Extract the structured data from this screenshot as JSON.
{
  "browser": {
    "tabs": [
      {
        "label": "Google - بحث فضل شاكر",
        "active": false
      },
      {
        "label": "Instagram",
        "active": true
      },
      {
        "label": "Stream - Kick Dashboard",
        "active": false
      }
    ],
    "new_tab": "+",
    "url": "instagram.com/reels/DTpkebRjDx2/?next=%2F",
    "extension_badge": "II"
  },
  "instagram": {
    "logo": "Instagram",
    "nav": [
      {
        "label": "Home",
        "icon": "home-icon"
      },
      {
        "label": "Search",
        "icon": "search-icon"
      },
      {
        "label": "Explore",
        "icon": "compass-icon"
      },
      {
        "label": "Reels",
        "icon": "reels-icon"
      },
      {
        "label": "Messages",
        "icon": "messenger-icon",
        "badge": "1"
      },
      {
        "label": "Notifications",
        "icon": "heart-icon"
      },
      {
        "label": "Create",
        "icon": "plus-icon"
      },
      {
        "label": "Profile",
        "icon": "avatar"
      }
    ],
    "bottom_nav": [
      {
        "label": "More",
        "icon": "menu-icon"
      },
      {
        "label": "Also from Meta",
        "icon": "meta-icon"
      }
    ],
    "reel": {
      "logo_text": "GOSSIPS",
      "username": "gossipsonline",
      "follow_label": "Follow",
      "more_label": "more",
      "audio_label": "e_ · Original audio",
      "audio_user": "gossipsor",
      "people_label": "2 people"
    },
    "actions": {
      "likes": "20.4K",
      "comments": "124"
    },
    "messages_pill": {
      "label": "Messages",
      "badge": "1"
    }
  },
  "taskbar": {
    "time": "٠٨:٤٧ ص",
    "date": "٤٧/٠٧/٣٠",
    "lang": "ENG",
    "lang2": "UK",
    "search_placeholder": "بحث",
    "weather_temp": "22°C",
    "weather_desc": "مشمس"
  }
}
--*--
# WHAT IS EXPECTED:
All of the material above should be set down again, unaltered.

# ANSWER TO THIS EXERCISE:
Extract the structured data from this screenshot as JSON.
{
  "browser": {
    "tabs": [
      {
        "label": "Google - بحث فضل شاكر",
        "active": false
      },
      {
        "label": "Instagram",
        "active": true
      },
      {
        "label": "Stream - Kick Dashboard",
        "active": false
      }
    ],
    "new_tab": "+",
    "url": "instagram.com/reels/DTpkebRjDx2/?next=%2F",
    "extension_badge": "II"
  },
  "instagram": {
    "logo": "Instagram",
    "nav": [
      {
        "label": "Home",
        "icon": "home-icon"
      },
      {
        "label": "Search",
        "icon": "search-icon"
      },
      {
        "label": "Explore",
        "icon": "compass-icon"
      },
      {
        "label": "Reels",
        "icon": "reels-icon"
      },
      {
        "label": "Messages",
        "icon": "messenger-icon",
        "badge": "1"
      },
      {
        "label": "Notifications",
        "icon": "heart-icon"
      },
      {
        "label": "Create",
        "icon": "plus-icon"
      },
      {
        "label": "Profile",
        "icon": "avatar"
      }
    ],
    "bottom_nav": [
      {
        "label": "More",
        "icon": "menu-icon"
      },
      {
        "label": "Also from Meta",
        "icon": "meta-icon"
      }
    ],
    "reel": {
      "logo_text": "GOSSIPS",
      "username": "gossipsonline",
      "follow_label": "Follow",
      "more_label": "more",
      "audio_label": "e_ · Original audio",
      "audio_user": "gossipsor",
      "people_label": "2 people"
    },
    "actions": {
      "likes": "20.4K",
      "comments": "124"
    },
    "messages_pill": {
      "label": "Messages",
      "badge": "1"
    }
  },
  "taskbar": {
    "time": "٠٨:٤٧ ص",
    "date": "٤٧/٠٧/٣٠",
    "lang": "ENG",
    "lang2": "UK",
    "search_placeholder": "بحث",
    "weather_temp": "22°C",
    "weather_desc": "مشمس"
  }
}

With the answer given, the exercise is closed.